In the run-up to “India’s Tryst with Destiny” in 1947, the mood and atmosphere in Chennai, then called Madras, was one of celebration and joy, unlike in parts of the northern and eastern regions of the country which were being rocked by migration of people on a massive scale and communal disturbances.

The city, which had seen numerous agitations against the British in the preceding years, had begun sporting a festive appearance a few days before the D-Day. At midnight on August 14, every man, woman and child, as reported by The Hindu on August 15, 1947, were overtaken by the zest of the occasion and “it is difficult to see even a single person without wearing a National Flag.”

Government buildings, Central and Egmore railway stations, harbour and business places were all illuminated. Every type of vehicle, ranging from “luxurious private vehicles to outmoded automobiles to heavy handcarts to bullock carts,” was washed and decorated.

The celebration, as pointed out by this newspaper 65 years ago, had a special significance for the city as it was here that the British power first established itself in the country.

When the transfer of power took place at New Delhi, thousands of Chennai’s citizens were glued to community radio sets, listening to the proceedings of the Constituent Assembly. “Hundreds marched on roads with torches and tricolour, with drum and music, keeping up an unending refrain of ‘Vande Mataram’ and ‘Mahatma Gandhi ki jai’.”

The festive mood was not just confined to certain sections of the society. This newspaper, in its issue on August 17, recorded that “the scenes presented in the slums and hutments of ‘Harijans’ (the term then used for Dalits or members of the Scheduled Castes) were unprecedented. Long-accumulated filth and dirt had been removed overnight and the un-metalled “roads” swept clean of dust and dung.”
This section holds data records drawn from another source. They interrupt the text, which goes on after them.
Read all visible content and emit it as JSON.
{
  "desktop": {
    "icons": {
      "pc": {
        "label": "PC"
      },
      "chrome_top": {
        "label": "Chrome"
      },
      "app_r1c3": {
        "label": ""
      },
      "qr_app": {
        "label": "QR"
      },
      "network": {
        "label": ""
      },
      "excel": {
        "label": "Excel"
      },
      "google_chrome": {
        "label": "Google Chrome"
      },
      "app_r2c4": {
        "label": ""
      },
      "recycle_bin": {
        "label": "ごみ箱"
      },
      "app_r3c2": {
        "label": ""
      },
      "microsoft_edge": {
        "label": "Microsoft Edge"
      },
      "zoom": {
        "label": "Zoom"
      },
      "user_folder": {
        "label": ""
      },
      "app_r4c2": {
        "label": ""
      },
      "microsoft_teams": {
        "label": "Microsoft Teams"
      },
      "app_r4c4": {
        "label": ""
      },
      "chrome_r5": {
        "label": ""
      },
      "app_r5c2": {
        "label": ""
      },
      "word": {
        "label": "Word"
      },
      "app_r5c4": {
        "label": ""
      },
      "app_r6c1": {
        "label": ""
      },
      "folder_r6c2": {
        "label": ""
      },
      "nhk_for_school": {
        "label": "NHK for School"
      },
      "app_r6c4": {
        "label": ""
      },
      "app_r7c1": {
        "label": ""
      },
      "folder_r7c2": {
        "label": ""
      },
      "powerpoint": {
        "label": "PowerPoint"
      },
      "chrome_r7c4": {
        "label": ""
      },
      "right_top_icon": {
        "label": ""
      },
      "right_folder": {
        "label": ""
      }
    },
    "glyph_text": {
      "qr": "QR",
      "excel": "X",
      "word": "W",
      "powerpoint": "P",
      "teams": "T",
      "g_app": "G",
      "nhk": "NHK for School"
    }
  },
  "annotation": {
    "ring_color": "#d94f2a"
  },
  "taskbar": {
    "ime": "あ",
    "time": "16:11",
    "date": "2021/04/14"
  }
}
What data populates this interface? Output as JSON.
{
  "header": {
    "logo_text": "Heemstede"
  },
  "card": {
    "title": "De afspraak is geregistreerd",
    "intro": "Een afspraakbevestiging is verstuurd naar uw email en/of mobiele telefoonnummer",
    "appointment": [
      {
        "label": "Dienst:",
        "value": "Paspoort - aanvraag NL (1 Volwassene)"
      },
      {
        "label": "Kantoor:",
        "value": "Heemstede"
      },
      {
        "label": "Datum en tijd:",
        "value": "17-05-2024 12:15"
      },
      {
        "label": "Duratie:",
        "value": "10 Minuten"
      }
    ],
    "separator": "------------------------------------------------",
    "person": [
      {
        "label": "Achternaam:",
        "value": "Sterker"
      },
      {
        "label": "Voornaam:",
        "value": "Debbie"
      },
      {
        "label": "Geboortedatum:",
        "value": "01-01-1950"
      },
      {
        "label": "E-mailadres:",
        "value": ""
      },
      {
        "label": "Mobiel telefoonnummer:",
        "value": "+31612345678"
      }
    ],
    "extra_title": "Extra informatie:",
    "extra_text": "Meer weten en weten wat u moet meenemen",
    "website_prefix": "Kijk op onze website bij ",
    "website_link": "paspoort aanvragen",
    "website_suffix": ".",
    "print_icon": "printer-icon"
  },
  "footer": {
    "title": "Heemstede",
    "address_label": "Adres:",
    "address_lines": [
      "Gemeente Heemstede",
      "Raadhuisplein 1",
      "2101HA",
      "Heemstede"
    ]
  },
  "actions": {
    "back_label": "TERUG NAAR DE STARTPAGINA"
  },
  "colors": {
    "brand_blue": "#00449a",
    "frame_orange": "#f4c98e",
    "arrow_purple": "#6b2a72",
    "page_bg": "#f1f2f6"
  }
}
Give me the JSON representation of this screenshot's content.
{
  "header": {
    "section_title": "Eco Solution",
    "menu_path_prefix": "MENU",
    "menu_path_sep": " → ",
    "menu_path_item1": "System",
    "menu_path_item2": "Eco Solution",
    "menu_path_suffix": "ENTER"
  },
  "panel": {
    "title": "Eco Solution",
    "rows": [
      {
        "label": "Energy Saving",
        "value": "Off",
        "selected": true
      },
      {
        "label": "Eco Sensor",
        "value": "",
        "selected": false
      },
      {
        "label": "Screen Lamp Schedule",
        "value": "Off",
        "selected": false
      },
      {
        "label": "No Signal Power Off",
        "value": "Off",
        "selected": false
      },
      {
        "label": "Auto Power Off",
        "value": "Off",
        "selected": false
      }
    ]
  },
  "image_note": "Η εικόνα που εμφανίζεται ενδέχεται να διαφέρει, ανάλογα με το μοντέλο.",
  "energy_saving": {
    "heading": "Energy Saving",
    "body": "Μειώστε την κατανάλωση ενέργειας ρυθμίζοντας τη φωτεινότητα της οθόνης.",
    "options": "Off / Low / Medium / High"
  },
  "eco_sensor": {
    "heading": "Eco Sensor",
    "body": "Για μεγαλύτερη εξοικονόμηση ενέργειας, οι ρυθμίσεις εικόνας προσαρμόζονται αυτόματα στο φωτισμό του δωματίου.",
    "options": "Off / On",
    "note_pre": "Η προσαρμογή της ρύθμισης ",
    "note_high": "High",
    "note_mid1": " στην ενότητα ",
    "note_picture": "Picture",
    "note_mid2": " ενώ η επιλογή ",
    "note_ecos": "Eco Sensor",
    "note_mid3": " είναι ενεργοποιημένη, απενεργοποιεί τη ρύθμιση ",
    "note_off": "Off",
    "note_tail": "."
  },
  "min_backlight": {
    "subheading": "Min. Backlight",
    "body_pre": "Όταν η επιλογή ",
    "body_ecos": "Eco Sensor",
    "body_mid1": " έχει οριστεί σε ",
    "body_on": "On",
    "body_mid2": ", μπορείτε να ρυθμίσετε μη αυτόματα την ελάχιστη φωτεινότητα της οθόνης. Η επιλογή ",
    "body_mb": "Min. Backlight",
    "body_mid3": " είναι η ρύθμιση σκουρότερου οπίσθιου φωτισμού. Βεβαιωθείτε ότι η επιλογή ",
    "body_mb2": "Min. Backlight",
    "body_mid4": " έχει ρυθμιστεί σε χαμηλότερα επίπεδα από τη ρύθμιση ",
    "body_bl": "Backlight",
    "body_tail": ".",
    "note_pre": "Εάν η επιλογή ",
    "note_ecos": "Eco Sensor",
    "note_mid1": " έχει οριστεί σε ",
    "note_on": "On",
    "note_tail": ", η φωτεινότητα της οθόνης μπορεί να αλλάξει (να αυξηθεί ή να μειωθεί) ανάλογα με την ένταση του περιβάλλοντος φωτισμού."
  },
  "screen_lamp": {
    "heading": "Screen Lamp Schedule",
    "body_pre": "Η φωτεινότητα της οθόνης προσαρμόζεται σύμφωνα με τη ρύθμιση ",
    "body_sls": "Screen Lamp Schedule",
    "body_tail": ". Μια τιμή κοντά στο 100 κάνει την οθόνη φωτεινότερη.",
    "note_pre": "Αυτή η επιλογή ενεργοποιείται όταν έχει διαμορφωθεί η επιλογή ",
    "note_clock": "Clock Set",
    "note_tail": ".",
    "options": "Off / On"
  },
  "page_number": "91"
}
The paper also said: “Muslim residents of the city cooperated freely in making the celebrations quite successful.”

On August 15, which was a Friday, the swearing-in of Governor Archibald Nye and the Prime Minister (which was how the position of Chief Minister was known then) O.P. Ramaswami Reddiar took place in the Cabinet Room at Fort St. George. The then Chief Justice of the Madras High Court Frederick Gentle administered the oath of allegiance to the Governor, who later swore in the Ministers. The Governor hoisted the national flag on the Island Grounds.

Mr Reddiar unfurled the flag at the Ripon Buildings, the headquarters of the Chennai Corporation.

The advent of freedom was not without a political controversy. The Dravidar Kazhagam founder E.V. Ramaswami had called upon his followers to disassociate themselves from “the ceremonies and inspired jubilations.”

Notwithstanding this aspect, in the end the city celebrated the day with vigour and colour.